What is expected » Give back all the records exactly, keeping every line whole.
[[ Material for the task, beginning ]]
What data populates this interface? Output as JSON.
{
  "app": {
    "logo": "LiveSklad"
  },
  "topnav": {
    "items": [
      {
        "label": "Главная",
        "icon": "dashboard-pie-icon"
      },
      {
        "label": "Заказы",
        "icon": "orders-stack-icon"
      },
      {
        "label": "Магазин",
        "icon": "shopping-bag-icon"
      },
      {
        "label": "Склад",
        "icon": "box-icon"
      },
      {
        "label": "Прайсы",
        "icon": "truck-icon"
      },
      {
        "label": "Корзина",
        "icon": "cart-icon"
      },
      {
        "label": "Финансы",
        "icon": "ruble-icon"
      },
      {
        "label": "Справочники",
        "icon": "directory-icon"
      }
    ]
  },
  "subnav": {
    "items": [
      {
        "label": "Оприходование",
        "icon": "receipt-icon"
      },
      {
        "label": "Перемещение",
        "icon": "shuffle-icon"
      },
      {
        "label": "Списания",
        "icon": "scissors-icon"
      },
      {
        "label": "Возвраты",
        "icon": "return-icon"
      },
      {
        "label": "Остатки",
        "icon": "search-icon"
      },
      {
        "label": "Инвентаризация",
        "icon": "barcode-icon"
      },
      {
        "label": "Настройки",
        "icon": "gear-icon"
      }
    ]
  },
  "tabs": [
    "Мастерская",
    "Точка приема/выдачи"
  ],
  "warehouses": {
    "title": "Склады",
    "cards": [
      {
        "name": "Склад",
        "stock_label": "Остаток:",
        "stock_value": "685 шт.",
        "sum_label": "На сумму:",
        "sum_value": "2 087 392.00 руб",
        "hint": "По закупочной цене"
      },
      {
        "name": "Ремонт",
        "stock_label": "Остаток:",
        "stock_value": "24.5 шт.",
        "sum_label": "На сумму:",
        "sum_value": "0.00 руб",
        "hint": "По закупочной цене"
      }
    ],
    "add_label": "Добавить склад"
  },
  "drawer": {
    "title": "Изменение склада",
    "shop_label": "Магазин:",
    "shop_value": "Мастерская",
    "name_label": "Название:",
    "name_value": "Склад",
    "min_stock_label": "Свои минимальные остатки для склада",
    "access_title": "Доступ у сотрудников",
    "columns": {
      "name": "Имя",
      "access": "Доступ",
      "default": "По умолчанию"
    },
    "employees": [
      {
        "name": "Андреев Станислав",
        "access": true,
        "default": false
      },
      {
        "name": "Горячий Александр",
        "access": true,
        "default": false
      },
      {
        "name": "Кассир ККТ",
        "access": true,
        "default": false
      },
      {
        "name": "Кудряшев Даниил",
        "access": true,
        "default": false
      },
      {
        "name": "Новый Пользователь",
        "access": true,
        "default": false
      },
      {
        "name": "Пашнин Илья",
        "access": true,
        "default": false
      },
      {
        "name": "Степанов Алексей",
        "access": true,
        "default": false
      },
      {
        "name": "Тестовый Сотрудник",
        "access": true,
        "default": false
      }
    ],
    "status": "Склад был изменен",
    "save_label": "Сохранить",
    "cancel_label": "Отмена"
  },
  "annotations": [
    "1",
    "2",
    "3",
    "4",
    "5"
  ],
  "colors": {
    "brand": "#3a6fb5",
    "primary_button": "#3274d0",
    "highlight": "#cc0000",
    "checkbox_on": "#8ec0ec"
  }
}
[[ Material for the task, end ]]
Exercise response »
What data populates this interface? Output as JSON.
{
  "app": {
    "logo": "LiveSklad"
  },
  "topnav": {
    "items": [
      {
        "label": "Главная",
        "icon": "dashboard-pie-icon"
      },
      {
        "label": "Заказы",
        "icon": "orders-stack-icon"
      },
      {
        "label": "Магазин",
        "icon": "shopping-bag-icon"
      },
      {
        "label": "Склад",
        "icon": "box-icon"
      },
      {
        "label": "Прайсы",
        "icon": "truck-icon"
      },
      {
        "label": "Корзина",
        "icon": "cart-icon"
      },
      {
        "label": "Финансы",
        "icon": "ruble-icon"
      },
      {
        "label": "Справочники",
        "icon": "directory-icon"
      }
    ]
  },
  "subnav": {
    "items": [
      {
        "label": "Оприходование",
        "icon": "receipt-icon"
      },
      {
        "label": "Перемещение",
        "icon": "shuffle-icon"
      },
      {
        "label": "Списания",
        "icon": "scissors-icon"
      },
      {
        "label": "Возвраты",
        "icon": "return-icon"
      },
      {
        "label": "Остатки",
        "icon": "search-icon"
      },
      {
        "label": "Инвентаризация",
        "icon": "barcode-icon"
      },
      {
        "label": "Настройки",
        "icon": "gear-icon"
      }
    ]
  },
  "tabs": [
    "Мастерская",
    "Точка приема/выдачи"
  ],
  "warehouses": {
    "title": "Склады",
    "cards": [
      {
        "name": "Склад",
        "stock_label": "Остаток:",
        "stock_value": "685 шт.",
        "sum_label": "На сумму:",
        "sum_value": "2 087 392.00 руб",
        "hint": "По закупочной цене"
      },
      {
        "name": "Ремонт",
        "stock_label": "Остаток:",
        "stock_value": "24.5 шт.",
        "sum_label": "На сумму:",
        "sum_value": "0.00 руб",
        "hint": "По закупочной цене"
      }
    ],
    "add_label": "Добавить склад"
  },
  "drawer": {
    "title": "Изменение склада",
    "shop_label": "Магазин:",
    "shop_value": "Мастерская",
    "name_label": "Название:",
    "name_value": "Склад",
    "min_stock_label": "Свои минимальные остатки для склада",
    "access_title": "Доступ у сотрудников",
    "columns": {
      "name": "Имя",
      "access": "Доступ",
      "default": "По умолчанию"
    },
    "employees": [
      {
        "name": "Андреев Станислав",
        "access": true,
        "default": false
      },
      {
        "name": "Горячий Александр",
        "access": true,
        "default": false
      },
      {
        "name": "Кассир ККТ",
        "access": true,
        "default": false
      },
      {
        "name": "Кудряшев Даниил",
        "access": true,
        "default": false
      },
      {
        "name": "Новый Пользователь",
        "access": true,
        "default": false
      },
      {
        "name": "Пашнин Илья",
        "access": true,
        "default": false
      },
      {
        "name": "Степанов Алексей",
        "access": true,
        "default": false
      },
      {
        "name": "Тестовый Сотрудник",
        "access": true,
        "default": false
      }
    ],
    "status": "Склад был изменен",
    "save_label": "Сохранить",
    "cancel_label": "Отмена"
  },
  "annotations": [
    "1",
    "2",
    "3",
    "4",
    "5"
  ],
  "colors": {
    "brand": "#3a6fb5",
    "primary_button": "#3274d0",
    "highlight": "#cc0000",
    "checkbox_on": "#8ec0ec"
  }
}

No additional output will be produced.